When selling to other companies, it’s important to feel like a trusted vendor and the best way to do that is through social proof. It’s the marketing team’s job to create different workflows and programs that make it easy for customers to tell their story about your brand.
The best place to start is by making logo rights standard in every contract you sign with prospects. If companies are uncomfortable with you using their logos, then they’ll edit it out during the contracting process. Once you have rights to use the logo, then you can start to create logo bars and logo walls that you can feature on the website and on different collateral. This is the bare minimum you should do when it comes to social proof.
The next step is to create case studies of your customers that talk about how they use your product. Start with written case studies -- jump on a zoom call with a customer, ask a bunch of questions and create an article. As you have more resources, create videos of customers to help tell the story in a different format.
Customers should also be actively used in any webinars and events you create. These customers can talk about their work with your company, but they should spend most of the time talking about the industry and profession more broadly. Just by having trusted professionals in your target industry advertised at your events will help to build your brand within your target audience.
Lastly, review sites like G2 are an important resource for building up organic social proof. I’d strongly recommend building up your profile on the site and then also running a gift card program to generate reviews. The more reviews you have, the greater your presence on the review sites. This will help you reach customers at the top-of-the funnel who are just starting their search for software, but also help customers in active buying cycles see that you’re legit. Not to mention it helps attract investors and prospective employees too.
The most important persona in relation to your brand are the employees at your company. Employees are the people who will be talking to customers all the time (so a huge touchpoint lever), but more importantly be working hard to make the brand’s mission a reality every day.
When you’re just starting, it’s easy for all employees to understand the brand story. Everyone is sitting in the same room as the founders and the company’s mission, product position, etc. are second nature. But as the company scales, employees get farther away from the founders and the marketing team, so proactively teaching employees becomes extremely important.
The best way to start training your company is to create a brand positioning document that tells your brand story, and then it really comes to repetition and over-communicating to your employees. Brand message needs to be built into your company on-boarding process, repeated at all hands meetings, and woven into the natural dialogue of your day-to-day work.
Marketing is everybody’s job. Employees need help telling the brand’s mission to customers every day. The marketing team can support clients facing roles by creating videos that talk about what your product does (product video example) or what your product stands for (brand video example). Or maybe for product teams, it means sharing a customer story around a specific use case. It’s on the marketing team to facilitate these processes and to create assets that empower the rest of the company to easily scale the telling of the brand story.

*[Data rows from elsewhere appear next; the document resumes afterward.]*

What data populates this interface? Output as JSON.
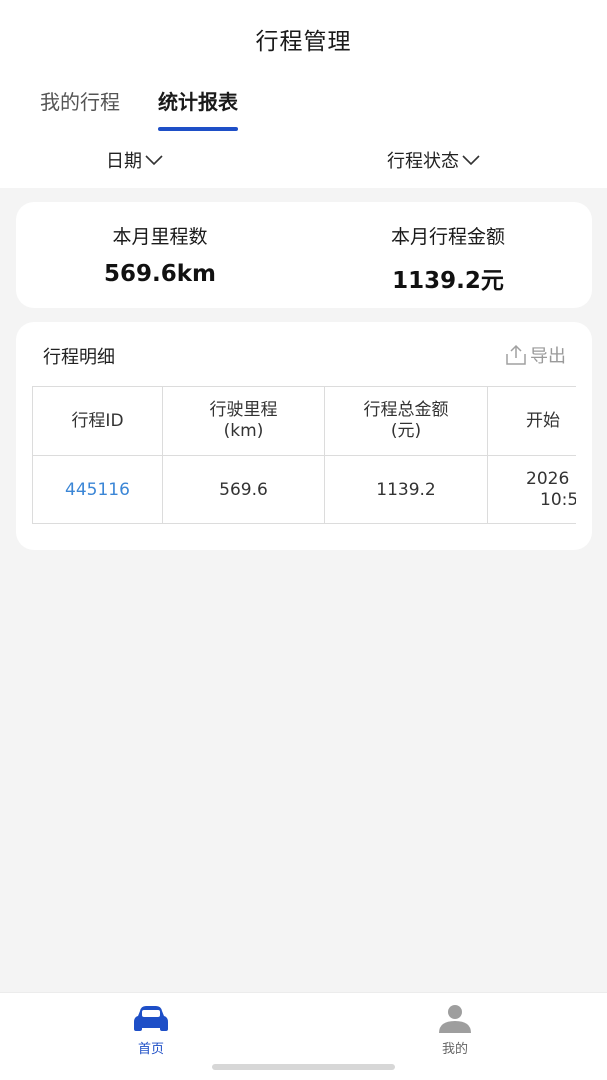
{
  "header": {
    "title": "行程管理"
  },
  "tabs": [
    {
      "label": "我的行程",
      "active": false
    },
    {
      "label": "统计报表",
      "active": true
    }
  ],
  "filters": {
    "date_label": "日期",
    "status_label": "行程状态"
  },
  "summary": {
    "mileage_label": "本月里程数",
    "mileage_value": "569.6km",
    "amount_label": "本月行程金额",
    "amount_value": "1139.2元"
  },
  "detail": {
    "title": "行程明细",
    "export_label": "导出",
    "columns": [
      {
        "line1": "行程ID",
        "line2": ""
      },
      {
        "line1": "行驶里程",
        "line2": "(km)"
      },
      {
        "line1": "行程总金额",
        "line2": "(元)"
      },
      {
        "line1": "开始",
        "line2": ""
      }
    ],
    "rows": [
      {
        "id": "445116",
        "mileage": "569.6",
        "amount": "1139.2",
        "start_line1": "2026",
        "start_line2": "10:5"
      }
    ]
  },
  "nav": {
    "home_label": "首页",
    "mine_label": "我的",
    "active_color": "#1e4fc7",
    "inactive_color": "#9e9e9e"
  },
  "colors": {
    "accent": "#1e4fc7",
    "link": "#3b86d6"
  },
  "icons": [
    "chevron-down-icon",
    "export-icon",
    "car-icon",
    "user-icon"
  ]
}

Brand building is a classic flywheel activity. You’ll start to make investments into your brand, and each decision will build on itself. Progress will be slow at first, but will start to accelerate. As you create more touchpoints, the more real estate that you’ll take in someone’s mind. It’s the steady progress over a period of time that will eventually build a brand.
For founders and marketers, it can feel really daunting to create a brand, but just focus on making incremental progress and your brand will grow over time. The more quality touchpoints you create, the bigger your brand.